-- Records shown follows --

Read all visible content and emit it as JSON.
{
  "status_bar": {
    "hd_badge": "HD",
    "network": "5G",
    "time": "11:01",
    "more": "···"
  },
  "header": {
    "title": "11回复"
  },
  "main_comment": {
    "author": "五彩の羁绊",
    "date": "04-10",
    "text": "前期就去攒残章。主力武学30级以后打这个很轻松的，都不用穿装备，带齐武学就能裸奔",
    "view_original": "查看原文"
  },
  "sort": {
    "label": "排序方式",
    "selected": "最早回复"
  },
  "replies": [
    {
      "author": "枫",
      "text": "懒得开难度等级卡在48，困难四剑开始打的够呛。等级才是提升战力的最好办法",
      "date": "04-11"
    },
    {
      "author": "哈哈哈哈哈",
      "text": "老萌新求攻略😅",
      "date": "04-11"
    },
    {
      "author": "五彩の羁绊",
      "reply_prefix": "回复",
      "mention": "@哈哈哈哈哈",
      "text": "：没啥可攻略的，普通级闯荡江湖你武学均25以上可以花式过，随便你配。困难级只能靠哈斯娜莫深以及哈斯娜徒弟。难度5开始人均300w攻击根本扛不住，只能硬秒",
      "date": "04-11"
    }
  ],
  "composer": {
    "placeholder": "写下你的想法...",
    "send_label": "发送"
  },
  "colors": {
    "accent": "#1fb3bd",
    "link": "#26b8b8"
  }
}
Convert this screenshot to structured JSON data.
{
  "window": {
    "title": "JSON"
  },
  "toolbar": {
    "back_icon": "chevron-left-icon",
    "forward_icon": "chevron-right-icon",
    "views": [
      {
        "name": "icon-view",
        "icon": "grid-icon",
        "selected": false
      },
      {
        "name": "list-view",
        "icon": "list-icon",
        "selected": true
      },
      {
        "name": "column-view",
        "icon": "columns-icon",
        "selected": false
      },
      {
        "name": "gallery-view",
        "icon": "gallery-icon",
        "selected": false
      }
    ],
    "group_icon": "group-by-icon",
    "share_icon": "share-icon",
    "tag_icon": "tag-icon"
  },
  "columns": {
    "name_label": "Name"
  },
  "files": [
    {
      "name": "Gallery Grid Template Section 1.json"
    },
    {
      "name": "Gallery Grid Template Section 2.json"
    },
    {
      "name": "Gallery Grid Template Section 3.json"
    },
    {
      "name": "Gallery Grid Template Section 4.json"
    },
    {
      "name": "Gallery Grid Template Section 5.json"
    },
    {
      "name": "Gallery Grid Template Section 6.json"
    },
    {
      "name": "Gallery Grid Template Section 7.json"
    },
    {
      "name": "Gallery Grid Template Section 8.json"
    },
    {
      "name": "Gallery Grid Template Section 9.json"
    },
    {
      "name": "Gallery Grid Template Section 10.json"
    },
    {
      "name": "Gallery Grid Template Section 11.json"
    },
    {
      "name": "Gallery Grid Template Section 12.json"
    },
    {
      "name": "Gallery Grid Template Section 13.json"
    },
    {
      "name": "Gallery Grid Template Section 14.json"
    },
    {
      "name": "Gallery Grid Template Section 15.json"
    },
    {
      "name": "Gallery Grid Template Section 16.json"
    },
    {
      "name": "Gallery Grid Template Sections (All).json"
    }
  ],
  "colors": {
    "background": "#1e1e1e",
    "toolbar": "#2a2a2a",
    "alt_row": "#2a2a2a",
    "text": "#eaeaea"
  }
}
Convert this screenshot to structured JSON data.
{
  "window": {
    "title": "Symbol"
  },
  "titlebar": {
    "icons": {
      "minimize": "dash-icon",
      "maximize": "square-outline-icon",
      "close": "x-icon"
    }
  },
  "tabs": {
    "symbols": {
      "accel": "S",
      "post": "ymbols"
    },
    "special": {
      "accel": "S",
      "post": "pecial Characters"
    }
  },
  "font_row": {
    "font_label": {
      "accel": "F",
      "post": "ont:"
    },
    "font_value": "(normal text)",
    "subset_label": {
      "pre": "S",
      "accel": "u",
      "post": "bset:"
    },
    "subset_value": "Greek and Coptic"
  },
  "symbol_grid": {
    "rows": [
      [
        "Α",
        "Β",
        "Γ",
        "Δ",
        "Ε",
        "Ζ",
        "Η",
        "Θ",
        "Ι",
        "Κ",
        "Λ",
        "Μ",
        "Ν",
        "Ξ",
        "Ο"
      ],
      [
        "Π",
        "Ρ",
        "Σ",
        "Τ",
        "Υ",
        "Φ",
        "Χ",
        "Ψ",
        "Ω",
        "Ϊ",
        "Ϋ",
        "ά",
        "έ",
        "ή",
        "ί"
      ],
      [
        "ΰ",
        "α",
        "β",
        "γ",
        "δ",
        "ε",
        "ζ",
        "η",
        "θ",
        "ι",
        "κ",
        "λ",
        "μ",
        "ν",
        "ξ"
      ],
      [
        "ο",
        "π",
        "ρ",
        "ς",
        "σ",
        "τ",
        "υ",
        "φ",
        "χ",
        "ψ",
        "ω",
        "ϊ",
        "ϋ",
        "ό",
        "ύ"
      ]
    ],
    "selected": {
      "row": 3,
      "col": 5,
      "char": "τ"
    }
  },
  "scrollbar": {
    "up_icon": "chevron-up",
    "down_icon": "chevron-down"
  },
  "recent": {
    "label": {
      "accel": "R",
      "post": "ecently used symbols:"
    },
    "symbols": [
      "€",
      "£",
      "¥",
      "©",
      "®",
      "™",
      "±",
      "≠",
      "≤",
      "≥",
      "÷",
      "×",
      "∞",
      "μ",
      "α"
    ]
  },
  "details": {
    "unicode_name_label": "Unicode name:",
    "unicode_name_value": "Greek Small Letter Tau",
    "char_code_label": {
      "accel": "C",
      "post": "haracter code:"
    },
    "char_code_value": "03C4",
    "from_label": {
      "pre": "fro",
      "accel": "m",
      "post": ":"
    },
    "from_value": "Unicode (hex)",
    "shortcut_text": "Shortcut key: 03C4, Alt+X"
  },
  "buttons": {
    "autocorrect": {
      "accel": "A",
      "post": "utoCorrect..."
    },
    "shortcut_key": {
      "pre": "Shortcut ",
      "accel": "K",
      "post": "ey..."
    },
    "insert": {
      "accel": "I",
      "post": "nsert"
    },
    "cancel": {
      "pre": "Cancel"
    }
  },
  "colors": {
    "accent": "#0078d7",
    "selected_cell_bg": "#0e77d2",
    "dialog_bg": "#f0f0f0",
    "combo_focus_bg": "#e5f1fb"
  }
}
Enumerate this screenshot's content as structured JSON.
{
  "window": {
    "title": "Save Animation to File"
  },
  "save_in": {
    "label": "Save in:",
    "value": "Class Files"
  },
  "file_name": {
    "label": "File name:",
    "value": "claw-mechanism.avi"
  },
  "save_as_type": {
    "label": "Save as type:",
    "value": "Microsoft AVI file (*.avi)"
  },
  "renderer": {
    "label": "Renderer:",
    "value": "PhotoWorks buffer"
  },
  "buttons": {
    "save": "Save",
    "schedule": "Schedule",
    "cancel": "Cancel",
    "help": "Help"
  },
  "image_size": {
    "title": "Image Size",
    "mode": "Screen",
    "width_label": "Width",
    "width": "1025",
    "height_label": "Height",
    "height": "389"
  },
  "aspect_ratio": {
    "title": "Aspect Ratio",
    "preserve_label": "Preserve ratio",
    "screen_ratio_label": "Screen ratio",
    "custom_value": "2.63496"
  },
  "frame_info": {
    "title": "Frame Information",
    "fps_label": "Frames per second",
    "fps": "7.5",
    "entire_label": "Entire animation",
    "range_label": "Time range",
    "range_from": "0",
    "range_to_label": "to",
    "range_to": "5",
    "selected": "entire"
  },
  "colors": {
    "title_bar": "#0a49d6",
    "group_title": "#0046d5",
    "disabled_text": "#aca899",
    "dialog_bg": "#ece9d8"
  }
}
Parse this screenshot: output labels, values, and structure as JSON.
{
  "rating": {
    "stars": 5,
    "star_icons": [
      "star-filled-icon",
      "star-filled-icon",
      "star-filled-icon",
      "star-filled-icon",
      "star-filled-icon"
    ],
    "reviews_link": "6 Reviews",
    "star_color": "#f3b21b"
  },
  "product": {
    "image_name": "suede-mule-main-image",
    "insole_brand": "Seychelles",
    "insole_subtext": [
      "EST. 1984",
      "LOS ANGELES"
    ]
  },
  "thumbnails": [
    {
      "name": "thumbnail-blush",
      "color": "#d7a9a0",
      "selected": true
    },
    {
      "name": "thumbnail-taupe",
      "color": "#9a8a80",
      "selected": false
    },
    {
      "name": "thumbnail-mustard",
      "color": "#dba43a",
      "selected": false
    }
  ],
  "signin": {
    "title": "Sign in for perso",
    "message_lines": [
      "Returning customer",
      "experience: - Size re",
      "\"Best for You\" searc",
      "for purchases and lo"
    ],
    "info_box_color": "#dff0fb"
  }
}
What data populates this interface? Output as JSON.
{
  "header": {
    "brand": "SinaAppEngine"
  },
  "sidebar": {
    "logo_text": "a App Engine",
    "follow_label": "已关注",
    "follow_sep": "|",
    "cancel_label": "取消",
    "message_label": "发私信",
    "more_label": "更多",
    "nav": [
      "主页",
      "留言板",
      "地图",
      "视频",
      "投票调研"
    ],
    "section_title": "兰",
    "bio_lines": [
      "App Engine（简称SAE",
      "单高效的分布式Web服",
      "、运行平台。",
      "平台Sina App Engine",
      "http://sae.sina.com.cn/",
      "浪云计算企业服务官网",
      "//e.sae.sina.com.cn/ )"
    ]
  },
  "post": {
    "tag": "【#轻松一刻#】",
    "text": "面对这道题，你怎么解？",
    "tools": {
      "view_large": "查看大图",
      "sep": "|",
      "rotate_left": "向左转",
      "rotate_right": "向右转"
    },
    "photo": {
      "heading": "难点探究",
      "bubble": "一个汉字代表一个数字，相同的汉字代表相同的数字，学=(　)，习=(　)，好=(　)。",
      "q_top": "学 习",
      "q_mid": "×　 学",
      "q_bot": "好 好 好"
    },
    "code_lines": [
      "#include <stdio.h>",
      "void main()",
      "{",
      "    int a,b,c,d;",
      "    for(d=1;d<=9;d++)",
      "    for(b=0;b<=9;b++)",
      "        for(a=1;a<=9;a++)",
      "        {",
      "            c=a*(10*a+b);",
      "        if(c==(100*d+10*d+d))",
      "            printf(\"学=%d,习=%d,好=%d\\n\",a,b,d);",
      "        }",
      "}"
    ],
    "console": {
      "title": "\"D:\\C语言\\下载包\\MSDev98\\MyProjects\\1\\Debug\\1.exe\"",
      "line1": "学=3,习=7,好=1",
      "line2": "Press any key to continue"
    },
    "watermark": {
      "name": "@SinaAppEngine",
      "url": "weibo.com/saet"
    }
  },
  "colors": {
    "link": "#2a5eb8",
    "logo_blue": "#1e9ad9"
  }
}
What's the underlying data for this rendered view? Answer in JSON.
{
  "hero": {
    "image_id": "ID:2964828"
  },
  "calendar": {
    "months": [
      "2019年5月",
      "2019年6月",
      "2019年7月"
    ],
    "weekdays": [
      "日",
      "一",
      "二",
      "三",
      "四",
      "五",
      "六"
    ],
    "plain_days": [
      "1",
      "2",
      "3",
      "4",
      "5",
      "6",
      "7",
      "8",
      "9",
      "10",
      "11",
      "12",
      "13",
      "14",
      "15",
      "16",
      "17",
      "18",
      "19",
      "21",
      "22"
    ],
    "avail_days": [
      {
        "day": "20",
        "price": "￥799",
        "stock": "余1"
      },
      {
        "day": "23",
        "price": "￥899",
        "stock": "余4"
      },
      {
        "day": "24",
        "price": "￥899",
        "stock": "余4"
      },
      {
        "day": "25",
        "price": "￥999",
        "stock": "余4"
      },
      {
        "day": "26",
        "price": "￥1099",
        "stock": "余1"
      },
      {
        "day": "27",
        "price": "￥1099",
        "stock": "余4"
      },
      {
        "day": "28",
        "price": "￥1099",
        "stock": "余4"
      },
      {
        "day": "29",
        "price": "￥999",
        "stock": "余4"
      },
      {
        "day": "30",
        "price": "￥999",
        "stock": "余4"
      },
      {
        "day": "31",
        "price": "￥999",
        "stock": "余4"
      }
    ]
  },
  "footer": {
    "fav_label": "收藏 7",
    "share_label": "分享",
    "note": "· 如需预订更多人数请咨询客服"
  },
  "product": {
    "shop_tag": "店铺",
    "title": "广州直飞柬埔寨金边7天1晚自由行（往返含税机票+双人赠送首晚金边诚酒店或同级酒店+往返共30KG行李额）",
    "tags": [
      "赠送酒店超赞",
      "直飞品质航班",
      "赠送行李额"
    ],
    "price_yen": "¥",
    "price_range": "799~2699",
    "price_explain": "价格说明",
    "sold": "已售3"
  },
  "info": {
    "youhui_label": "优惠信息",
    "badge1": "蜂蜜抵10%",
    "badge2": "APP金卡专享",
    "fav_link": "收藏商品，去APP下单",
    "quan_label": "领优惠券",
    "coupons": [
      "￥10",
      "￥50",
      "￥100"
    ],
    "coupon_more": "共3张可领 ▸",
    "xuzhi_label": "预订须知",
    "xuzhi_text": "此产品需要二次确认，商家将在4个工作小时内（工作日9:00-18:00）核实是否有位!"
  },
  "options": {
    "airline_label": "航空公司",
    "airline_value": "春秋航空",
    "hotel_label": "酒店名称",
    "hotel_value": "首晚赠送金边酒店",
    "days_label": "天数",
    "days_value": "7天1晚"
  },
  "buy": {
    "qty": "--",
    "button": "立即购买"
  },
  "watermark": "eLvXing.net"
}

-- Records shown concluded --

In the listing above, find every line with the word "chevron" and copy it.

    "back_icon": "chevron-left-icon",
    "forward_icon": "chevron-right-icon",
    "up_icon": "chevron-up",
    "down_icon": "chevron-down"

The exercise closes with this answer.